Saturday, November 17, 2007
Friday, November 16, 2007
Marilyn throws away stuff all the time. I have to admit I was slightly inspired to throw away a garbage bag or two full. But I ordered another book from Amazon and waited for the spasm to pass. Tomorrow I have a get-together with friends all day. Maybe I can closet-weed next week.
This picture (which reminds me of a pueblo) is simplified from one I took in Wolverine, MI, juat after the goat-packing demonstration. See October 14, 2007 in this blog for more about goat-packing.
Thursday, November 15, 2007
This morning I was finishing the New Yorker that came yesterday instead of starting on my planned productive tasks of the day.
I had a strange experience reading this: for a fraction of a moment, when reading
“. . . why they are in Iraq:” I felt that we were NOT in Iraq, that the decision was still to be made. I felt a lifting, a bliss, surely my country wouldn’t go so wrong. It lasted less than a minute, I am sure, but it was a very powerful feeling and I certainly missed it when I had to relinquish it.
And now we have been in Iraq on murky excuses for years and no resolution in sight. I am grateful every day that my sons are too old, but two of my grandsons are 19 and 21 and thus just ripe if the draft were reinstated. I have the greatest love and pity for those psrents whose sons have died or been maimed in this conflict. I wish for the restoration of the moral footing of my country every day.
Wednesday, November 14, 2007
When we got home I was surprised at many things I had forgotten, since most of the work was done just before we left at the end of the first week in May. The first time I went up the stairs, I was thrilled all over again. It's quite nice to be home but there is a lot of reshuffling, closet cleaning and rehanging of pictures to be done.
See here for another use of the Nik copper filter.
Tuesday, November 13, 2007
Monday, November 12, 2007
Wednesday, November 07, 2007
This afternoon, on the way home, I traveled through high western lands in Idaho, Oregon and Nevada. I thought often of Jim, whose haiku name was Ouzel, that little water bird who harvests his meals at the bottom of flowing streams.
rabbitbrush seed clusters
their ghostly pallor
Tuesday, November 06, 2007
We will remember how he brought a basket of smooth stones for us to feel and hold and look at carefully. we will remember his yearly haibun which he read at our Holiday gathering.

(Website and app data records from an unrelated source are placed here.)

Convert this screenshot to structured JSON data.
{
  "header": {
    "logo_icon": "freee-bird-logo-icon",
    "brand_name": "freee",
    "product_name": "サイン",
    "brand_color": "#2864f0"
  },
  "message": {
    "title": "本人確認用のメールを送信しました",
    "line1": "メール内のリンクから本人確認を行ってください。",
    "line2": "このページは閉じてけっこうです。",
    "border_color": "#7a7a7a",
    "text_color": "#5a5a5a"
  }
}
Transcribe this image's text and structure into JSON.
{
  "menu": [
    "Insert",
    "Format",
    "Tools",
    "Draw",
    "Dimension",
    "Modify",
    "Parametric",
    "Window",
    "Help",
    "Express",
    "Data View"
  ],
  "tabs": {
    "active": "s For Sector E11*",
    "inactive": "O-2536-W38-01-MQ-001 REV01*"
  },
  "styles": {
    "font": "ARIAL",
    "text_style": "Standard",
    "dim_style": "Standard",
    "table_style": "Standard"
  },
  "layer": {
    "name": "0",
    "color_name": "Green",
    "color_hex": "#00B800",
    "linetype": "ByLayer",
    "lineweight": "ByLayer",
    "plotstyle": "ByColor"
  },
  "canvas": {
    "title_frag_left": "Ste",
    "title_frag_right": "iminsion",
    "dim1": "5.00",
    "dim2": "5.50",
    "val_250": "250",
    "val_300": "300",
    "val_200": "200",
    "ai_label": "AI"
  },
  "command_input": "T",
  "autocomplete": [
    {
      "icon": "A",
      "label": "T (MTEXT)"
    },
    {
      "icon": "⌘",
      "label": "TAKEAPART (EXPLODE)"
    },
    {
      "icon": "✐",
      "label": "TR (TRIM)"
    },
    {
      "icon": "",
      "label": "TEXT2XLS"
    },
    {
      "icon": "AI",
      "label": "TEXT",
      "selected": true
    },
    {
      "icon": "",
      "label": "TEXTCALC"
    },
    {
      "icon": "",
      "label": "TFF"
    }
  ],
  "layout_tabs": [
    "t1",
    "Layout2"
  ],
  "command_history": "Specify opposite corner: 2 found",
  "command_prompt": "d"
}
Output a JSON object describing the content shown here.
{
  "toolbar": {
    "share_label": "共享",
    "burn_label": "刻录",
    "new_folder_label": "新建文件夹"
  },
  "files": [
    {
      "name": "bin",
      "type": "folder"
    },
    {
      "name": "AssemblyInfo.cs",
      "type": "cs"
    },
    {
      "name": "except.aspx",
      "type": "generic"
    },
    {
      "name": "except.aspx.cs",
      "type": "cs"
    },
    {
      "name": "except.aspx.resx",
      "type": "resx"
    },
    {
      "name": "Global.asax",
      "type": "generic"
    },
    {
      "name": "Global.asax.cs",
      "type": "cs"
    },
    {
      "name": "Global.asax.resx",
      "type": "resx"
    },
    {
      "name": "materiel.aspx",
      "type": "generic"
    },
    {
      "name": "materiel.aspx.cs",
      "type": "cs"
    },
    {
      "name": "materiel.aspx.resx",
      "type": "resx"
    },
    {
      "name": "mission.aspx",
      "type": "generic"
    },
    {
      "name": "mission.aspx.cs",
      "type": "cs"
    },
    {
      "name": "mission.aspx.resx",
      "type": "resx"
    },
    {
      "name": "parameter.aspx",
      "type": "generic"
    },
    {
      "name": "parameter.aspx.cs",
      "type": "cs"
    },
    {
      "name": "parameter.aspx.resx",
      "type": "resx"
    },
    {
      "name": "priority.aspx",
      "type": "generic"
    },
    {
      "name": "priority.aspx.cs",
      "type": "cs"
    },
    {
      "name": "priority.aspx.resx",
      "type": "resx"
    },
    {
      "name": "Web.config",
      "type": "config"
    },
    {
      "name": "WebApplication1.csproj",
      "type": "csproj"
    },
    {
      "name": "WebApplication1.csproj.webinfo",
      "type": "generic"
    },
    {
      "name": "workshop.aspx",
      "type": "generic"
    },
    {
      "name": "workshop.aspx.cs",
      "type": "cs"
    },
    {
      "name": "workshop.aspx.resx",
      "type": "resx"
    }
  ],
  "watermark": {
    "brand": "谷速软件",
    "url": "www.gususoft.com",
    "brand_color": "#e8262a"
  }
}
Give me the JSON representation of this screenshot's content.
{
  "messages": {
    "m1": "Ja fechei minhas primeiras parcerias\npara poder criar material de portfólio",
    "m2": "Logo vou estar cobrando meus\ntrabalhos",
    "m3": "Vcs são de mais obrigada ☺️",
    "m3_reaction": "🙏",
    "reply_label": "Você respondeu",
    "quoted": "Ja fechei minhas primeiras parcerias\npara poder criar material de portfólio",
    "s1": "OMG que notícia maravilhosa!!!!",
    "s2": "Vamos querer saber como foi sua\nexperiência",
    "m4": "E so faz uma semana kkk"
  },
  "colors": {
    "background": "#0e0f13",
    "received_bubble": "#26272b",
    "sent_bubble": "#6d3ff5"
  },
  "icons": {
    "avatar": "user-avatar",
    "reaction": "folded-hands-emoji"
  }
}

Most of all we will remember his understanding thoughfulness in conversation. Good night, Jim. Rest peacefully.